Provide the number of lines in the material below that include the word "edge", without any accompanying text.
______
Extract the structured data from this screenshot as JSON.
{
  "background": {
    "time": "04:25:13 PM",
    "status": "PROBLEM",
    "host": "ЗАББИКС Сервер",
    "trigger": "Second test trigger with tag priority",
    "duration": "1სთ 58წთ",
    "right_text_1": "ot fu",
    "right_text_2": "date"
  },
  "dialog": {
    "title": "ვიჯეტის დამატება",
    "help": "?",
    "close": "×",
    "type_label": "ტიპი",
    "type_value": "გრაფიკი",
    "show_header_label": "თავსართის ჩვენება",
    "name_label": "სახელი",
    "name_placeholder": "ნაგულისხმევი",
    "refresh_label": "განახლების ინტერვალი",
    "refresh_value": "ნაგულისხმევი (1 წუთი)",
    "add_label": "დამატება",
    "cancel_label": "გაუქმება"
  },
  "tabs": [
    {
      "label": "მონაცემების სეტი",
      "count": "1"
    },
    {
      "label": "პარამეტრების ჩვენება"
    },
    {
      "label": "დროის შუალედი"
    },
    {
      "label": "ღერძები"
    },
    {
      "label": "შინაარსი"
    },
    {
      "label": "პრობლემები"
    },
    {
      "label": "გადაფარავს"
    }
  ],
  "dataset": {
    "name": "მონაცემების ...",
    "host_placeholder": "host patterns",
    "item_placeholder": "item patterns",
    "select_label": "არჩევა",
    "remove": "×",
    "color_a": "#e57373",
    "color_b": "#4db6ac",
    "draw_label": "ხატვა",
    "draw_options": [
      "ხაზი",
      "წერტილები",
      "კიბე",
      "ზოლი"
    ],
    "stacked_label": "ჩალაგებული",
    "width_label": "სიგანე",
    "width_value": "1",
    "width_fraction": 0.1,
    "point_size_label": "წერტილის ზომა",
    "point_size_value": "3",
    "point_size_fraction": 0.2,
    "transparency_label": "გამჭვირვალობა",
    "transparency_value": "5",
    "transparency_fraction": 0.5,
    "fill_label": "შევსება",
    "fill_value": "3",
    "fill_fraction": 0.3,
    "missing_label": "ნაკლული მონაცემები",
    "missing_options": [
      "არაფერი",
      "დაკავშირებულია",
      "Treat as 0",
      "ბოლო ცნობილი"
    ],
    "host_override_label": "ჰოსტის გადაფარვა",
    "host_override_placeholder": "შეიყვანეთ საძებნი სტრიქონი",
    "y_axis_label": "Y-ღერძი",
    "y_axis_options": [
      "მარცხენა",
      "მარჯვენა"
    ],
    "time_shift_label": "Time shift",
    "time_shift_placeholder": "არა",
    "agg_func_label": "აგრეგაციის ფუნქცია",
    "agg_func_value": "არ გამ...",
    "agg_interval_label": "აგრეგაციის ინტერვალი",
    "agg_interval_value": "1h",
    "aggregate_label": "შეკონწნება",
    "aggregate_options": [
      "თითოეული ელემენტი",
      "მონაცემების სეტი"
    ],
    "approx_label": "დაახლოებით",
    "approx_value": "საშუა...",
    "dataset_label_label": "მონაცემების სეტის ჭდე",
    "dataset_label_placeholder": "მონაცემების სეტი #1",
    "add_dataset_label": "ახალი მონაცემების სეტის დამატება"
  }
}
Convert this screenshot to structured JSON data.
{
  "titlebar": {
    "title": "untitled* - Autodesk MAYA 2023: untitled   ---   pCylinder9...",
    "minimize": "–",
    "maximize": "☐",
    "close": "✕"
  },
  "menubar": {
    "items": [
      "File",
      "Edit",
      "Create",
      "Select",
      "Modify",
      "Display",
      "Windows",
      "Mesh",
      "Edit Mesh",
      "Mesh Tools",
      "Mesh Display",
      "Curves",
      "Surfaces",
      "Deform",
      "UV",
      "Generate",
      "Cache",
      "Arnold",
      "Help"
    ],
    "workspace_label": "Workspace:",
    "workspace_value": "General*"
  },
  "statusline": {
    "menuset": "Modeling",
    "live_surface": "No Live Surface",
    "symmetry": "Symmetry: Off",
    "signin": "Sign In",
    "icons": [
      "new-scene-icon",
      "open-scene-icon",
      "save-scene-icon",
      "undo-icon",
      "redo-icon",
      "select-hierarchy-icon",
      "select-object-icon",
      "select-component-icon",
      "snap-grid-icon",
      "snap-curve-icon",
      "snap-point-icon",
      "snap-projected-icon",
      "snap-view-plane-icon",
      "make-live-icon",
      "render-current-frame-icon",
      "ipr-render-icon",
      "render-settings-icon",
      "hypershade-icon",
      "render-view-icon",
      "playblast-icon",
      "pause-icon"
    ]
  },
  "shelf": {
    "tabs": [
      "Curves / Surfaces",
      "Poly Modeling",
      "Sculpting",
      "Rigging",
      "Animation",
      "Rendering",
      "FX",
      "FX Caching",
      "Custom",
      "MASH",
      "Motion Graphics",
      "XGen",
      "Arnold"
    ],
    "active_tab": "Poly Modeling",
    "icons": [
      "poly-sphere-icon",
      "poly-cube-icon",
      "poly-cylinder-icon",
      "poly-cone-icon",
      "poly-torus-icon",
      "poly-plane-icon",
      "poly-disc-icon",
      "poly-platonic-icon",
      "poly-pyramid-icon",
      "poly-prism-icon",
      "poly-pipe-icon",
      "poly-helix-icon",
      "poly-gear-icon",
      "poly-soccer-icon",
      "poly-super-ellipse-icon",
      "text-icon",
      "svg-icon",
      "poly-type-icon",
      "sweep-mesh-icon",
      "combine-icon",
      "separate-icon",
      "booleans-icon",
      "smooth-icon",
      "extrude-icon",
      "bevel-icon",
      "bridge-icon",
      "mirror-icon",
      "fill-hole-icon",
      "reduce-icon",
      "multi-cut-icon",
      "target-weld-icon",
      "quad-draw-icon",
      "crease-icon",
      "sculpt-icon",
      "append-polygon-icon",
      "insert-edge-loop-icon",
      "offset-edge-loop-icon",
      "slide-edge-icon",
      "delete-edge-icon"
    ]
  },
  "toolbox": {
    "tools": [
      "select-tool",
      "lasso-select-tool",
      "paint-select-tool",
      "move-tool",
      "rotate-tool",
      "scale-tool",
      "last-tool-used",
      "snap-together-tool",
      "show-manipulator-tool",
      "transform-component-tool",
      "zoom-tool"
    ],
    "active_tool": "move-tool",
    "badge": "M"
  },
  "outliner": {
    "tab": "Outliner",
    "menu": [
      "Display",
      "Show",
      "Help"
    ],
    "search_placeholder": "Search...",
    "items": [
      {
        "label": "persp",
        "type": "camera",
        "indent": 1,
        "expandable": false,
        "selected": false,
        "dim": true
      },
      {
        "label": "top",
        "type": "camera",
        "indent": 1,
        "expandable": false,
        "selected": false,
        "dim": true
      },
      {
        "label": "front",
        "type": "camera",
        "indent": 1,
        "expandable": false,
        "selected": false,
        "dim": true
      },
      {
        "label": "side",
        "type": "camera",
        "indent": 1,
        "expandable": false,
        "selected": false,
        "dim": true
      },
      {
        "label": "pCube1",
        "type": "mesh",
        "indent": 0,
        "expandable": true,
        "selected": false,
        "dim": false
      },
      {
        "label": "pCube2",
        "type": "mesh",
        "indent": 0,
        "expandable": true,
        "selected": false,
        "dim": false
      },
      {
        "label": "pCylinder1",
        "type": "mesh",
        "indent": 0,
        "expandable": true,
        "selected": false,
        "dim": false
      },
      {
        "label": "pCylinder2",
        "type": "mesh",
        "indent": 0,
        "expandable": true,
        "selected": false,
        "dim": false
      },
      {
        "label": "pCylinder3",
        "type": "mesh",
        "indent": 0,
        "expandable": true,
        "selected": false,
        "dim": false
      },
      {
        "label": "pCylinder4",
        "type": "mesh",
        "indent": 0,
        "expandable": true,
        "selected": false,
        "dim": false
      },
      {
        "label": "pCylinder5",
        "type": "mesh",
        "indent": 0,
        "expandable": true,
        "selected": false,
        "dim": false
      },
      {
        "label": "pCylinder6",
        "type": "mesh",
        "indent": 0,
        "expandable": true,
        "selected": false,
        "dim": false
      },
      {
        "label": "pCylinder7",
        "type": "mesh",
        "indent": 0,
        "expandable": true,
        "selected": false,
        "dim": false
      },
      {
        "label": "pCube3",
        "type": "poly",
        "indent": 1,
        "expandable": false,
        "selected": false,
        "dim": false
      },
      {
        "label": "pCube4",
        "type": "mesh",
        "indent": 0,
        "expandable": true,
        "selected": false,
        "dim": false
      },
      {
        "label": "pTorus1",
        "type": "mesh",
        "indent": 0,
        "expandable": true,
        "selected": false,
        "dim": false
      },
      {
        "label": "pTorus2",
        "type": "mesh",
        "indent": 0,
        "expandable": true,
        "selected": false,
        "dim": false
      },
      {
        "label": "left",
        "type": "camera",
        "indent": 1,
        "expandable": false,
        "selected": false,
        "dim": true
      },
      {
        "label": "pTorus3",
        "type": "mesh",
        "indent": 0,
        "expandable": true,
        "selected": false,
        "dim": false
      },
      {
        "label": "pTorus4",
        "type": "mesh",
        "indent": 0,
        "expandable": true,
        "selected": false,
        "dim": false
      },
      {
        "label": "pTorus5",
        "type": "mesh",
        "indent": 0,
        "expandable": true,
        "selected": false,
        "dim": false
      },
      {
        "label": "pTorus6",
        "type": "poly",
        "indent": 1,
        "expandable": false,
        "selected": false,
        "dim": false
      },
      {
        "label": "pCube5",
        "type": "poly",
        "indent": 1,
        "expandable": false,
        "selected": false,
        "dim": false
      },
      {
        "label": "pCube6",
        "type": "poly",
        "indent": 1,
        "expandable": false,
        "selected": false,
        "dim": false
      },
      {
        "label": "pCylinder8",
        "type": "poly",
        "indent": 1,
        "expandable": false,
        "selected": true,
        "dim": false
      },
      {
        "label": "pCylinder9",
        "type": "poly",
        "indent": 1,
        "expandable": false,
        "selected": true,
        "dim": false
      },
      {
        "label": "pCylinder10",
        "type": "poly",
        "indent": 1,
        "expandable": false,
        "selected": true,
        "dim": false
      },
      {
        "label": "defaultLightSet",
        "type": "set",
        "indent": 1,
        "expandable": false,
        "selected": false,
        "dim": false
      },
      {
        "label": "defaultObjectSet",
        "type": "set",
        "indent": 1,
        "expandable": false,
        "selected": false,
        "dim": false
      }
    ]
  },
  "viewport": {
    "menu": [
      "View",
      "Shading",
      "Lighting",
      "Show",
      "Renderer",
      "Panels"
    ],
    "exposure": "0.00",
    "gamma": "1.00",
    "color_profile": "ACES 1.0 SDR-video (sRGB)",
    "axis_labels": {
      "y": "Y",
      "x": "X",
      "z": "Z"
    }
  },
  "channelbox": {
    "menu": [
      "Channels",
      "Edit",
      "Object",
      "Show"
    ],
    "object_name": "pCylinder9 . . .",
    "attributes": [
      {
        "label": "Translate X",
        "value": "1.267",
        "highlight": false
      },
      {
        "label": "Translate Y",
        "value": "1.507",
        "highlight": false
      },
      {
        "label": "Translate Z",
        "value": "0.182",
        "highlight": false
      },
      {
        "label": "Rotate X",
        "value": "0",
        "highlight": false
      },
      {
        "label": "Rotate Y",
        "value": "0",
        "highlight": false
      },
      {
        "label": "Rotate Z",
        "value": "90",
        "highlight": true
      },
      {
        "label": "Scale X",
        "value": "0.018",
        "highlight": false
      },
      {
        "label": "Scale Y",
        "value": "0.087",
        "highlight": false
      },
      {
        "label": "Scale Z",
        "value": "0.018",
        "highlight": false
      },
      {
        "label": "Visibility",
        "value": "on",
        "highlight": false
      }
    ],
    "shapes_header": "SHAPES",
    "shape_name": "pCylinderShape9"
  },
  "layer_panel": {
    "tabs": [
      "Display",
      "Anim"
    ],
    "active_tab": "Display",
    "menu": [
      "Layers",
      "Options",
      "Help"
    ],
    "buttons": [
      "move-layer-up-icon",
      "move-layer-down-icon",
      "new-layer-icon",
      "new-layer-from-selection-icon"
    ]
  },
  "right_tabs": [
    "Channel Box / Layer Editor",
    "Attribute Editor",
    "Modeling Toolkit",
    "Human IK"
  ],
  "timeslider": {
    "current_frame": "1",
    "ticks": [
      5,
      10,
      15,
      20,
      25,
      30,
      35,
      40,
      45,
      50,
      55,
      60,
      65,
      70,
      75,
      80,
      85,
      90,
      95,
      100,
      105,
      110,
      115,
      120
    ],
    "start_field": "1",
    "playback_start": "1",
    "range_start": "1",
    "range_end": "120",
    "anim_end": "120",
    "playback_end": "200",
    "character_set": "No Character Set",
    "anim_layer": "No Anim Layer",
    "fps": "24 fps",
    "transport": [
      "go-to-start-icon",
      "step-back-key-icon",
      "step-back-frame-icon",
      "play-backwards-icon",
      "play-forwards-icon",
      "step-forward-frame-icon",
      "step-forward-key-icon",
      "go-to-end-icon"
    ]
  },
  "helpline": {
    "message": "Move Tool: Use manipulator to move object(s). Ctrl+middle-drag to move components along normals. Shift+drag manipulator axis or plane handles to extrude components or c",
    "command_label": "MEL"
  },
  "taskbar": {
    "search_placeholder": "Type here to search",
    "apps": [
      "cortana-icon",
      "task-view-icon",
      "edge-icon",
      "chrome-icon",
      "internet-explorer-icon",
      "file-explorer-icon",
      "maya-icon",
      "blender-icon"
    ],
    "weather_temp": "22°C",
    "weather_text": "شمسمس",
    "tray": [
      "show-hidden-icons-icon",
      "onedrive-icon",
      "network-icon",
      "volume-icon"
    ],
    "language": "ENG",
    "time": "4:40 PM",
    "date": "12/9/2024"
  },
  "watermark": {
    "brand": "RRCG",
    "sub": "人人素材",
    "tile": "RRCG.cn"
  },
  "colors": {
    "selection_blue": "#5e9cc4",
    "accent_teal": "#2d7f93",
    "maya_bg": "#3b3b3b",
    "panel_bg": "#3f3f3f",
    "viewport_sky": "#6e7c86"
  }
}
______
Response below:
5